App and web page records:
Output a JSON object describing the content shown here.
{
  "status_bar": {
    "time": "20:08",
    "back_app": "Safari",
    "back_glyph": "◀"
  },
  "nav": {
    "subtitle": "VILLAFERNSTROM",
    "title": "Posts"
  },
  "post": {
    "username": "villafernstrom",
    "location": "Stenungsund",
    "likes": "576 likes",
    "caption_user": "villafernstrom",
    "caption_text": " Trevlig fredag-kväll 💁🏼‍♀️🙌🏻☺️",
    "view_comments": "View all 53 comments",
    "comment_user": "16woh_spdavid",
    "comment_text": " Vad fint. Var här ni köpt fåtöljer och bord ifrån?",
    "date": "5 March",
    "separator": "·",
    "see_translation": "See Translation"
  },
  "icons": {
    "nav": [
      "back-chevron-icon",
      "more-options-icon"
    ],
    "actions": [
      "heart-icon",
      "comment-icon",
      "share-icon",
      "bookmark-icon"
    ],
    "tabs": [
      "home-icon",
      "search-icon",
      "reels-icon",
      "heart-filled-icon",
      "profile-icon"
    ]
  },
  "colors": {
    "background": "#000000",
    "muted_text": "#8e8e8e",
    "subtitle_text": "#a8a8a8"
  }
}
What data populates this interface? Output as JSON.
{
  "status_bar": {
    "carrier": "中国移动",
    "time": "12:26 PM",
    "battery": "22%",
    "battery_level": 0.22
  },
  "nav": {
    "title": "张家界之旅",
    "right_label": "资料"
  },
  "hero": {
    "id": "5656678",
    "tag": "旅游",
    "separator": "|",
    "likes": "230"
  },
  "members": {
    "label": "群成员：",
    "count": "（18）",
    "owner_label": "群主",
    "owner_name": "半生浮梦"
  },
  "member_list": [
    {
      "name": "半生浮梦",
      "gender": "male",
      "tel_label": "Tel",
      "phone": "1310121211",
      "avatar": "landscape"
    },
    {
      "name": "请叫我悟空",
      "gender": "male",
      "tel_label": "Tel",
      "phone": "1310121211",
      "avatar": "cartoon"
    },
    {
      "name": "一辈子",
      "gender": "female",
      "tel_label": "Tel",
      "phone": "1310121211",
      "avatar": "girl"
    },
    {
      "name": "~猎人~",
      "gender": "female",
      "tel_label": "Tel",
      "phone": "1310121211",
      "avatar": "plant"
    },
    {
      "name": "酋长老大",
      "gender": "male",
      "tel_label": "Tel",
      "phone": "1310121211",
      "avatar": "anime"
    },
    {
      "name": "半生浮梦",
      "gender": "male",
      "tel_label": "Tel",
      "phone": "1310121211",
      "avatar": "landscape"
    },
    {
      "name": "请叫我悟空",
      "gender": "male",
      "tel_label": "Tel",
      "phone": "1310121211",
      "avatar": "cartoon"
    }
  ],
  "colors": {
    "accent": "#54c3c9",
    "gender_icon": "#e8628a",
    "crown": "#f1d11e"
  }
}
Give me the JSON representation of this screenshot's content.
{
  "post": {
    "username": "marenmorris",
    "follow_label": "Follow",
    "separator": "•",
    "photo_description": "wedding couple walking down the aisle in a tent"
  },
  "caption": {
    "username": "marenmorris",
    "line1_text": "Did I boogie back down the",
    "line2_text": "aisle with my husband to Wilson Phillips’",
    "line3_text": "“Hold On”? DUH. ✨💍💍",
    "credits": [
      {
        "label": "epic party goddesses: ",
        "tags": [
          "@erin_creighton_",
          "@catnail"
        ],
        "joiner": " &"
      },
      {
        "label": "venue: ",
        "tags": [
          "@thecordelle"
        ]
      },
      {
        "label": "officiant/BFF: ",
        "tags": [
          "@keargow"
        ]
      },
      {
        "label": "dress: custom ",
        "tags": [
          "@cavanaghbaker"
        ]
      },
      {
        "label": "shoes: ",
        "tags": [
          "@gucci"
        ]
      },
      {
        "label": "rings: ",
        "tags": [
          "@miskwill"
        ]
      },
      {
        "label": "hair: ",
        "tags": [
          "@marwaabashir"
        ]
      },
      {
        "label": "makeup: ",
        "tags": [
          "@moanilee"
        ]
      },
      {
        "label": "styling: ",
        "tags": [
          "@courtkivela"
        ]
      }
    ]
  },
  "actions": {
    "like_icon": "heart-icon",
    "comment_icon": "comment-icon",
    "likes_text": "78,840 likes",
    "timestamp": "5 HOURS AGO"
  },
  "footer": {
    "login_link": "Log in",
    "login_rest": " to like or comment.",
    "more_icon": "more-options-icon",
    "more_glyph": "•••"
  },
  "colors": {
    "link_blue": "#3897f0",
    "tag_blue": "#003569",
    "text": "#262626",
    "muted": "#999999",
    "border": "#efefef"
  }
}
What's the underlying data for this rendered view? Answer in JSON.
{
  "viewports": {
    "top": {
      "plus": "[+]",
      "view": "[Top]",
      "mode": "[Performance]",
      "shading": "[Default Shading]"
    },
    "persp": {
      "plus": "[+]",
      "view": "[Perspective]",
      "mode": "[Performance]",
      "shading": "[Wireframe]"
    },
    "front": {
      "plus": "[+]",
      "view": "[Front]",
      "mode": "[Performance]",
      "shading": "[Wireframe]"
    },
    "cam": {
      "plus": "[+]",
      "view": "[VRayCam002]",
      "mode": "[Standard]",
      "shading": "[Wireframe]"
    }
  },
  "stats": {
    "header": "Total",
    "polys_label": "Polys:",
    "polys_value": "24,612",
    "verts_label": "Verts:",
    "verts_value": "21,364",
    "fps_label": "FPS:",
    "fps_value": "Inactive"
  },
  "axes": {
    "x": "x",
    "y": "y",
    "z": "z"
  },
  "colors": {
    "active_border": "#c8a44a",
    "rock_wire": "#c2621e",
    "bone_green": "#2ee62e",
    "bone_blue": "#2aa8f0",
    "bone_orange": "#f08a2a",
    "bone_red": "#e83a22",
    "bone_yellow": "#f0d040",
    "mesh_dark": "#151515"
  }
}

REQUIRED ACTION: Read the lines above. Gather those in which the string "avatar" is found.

SOLUTION TO THIS PROBLEM:
      "avatar": "landscape"
      "avatar": "cartoon"
      "avatar": "girl"
      "avatar": "plant"
      "avatar": "anime"
      "avatar": "landscape"
      "avatar": "cartoon"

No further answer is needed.